29. Accounts of the exact number of executives convicted in the antitrust case differ. Allyn states that Patterson and “his top twenty-seven executives” were convicted (My Half Century With NCR, 30). A newspaper headline from Dayton, Ohio, reporting on the appellate court’s ruling on March 13, 1915, reads “Sweeping Victory Won by President Patterson and 26 Associates” (Lisa Rickey, “The court decision in John H. Patterson’s case was announced . . . ,” Out of the Box, March 18, 2015, https://www.libraries.wright.edu/community/outofthebox/2015/03/18/the-court-decision-in-john-h-pattersons-case-was-announced/.) Marcosson, who was present with Patterson at the appellate court’s ruling, refers to an address Patterson gave to his supporters in which he mentioned “twenty-one colleagues” who were also convicted (see Wherever Men Trade, 106–7).
30. Bernstein, Grand Eccentrics, 134–35.
31. Marcosson, Wherever Men Trade, 103–4.
32. Marcosson, Wherever Men Trade, 103.
33. Bernstein, Grand Eccentrics, 144.
34. Marcosson, Wherever Men Trade, 51–52.
35. Bernstein, Grand Eccentrics, 144.
36. Bernstein, Grand Eccentrics, 144.

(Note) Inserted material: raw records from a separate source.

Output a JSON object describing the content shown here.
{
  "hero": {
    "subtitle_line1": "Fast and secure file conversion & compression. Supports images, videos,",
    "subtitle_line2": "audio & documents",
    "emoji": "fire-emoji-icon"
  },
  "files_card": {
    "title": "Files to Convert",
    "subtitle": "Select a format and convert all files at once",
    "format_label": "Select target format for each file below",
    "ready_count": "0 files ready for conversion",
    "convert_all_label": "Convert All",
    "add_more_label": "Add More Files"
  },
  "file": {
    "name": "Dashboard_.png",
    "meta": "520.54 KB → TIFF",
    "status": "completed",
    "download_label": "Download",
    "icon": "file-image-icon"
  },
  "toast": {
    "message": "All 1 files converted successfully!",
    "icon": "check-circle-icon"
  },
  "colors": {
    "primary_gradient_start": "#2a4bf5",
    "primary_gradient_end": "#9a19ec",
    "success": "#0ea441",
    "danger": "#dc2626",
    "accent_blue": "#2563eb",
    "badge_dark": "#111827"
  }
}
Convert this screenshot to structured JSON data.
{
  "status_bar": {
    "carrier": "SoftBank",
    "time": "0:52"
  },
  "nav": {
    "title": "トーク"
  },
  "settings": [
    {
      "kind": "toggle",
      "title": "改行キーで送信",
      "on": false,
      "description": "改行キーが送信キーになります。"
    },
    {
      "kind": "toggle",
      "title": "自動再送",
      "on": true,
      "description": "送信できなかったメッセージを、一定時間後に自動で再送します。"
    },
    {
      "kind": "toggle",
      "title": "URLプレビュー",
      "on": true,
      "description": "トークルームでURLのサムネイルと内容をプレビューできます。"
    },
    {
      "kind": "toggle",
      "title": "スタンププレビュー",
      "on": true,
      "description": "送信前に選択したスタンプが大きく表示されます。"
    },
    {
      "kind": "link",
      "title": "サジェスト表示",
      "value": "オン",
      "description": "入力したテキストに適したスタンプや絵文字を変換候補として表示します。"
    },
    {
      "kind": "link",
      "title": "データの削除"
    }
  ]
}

37. Marcosson, Wherever Men Trade, 52.
38. Marcosson, Wherever Men Trade, 105.